“Young plants need rain, businesses need investment.
Our old industries are like dry crops and privatisation brings the rain.
When the harvest comes, there is plenty for everyone …
Investors are on the team, risking everything they own
And betting that we can succeed.”

These lyrics are taken from a 2001 pop song called Ubinafsishaji (meaning ‘privatisation’ in Kiswahili) which was produced by privatisation consultants Adam Smith International (ASI) and paid for with thousands of pounds of UK overseas aid money. Its aim was to persuade a sceptical

Tanzanian population about the benefits of the donor-driven privatisation programme. As ASI explain on their website, this song describes “how the world is getting smaller, how we are all more dependent on one another, and how privatisation completes a three-way partnership of government regulation, private sector expertise and investment, and consumers reaping the benefits”.

Providing investment; making available the funds needed to connect over a billion people to water and sanitation; doing what governments were either unwilling or unable to do. This was the promise of the private sector on which the last 15 years of donor policy has been based. And the seeming logic of the proposition, backed by the easy rhetoric of ‘competition and efficiency’ has proven attractive to donor parliaments, the media and the public.

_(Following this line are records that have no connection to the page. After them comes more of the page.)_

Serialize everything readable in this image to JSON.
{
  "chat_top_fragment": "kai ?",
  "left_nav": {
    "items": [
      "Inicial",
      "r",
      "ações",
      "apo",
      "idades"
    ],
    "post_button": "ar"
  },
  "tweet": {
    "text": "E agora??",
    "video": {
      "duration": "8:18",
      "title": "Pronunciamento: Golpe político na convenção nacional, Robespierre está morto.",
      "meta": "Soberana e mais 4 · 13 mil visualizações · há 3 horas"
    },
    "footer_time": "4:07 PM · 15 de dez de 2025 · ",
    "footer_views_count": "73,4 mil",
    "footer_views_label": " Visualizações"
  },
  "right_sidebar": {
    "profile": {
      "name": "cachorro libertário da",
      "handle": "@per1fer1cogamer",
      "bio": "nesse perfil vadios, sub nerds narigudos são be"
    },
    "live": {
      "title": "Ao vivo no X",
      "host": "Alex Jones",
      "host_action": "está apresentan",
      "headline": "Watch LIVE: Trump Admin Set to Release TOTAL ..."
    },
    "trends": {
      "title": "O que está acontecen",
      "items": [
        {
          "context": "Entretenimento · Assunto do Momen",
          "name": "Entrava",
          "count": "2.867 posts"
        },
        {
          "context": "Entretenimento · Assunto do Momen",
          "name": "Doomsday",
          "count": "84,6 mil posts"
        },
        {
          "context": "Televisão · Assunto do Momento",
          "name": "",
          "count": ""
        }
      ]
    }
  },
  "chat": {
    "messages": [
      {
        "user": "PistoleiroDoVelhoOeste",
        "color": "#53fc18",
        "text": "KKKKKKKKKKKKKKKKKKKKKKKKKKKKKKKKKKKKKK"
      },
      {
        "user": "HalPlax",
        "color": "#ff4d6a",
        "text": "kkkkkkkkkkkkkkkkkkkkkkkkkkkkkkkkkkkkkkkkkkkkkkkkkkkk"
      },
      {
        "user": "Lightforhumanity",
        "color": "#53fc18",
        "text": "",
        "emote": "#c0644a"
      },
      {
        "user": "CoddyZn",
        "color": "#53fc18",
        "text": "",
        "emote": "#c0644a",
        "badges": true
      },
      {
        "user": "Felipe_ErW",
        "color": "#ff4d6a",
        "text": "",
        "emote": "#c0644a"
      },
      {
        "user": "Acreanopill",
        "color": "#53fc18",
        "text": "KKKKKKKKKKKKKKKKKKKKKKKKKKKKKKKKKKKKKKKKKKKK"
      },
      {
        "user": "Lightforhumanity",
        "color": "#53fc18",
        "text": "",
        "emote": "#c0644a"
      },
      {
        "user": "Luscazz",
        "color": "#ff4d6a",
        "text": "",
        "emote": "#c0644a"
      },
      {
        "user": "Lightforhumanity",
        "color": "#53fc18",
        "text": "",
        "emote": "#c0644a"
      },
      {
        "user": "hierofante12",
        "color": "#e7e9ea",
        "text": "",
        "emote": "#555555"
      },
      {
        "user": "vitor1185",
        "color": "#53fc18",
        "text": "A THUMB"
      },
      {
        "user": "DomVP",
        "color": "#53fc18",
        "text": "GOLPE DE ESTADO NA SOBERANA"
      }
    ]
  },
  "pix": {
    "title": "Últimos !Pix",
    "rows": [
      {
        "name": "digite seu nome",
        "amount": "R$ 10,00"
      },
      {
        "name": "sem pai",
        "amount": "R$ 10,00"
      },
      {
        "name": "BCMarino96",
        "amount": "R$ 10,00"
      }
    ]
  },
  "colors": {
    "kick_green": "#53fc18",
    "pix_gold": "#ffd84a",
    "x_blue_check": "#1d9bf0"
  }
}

Likewise, for the poor, any promise of a connection in or near your home has to sound good when you are trekking miles for water or buying from expensive street vendors even if you instinctively baulk at the prospect of handing control of public services to foreign companies.

Courtesy of PSIRU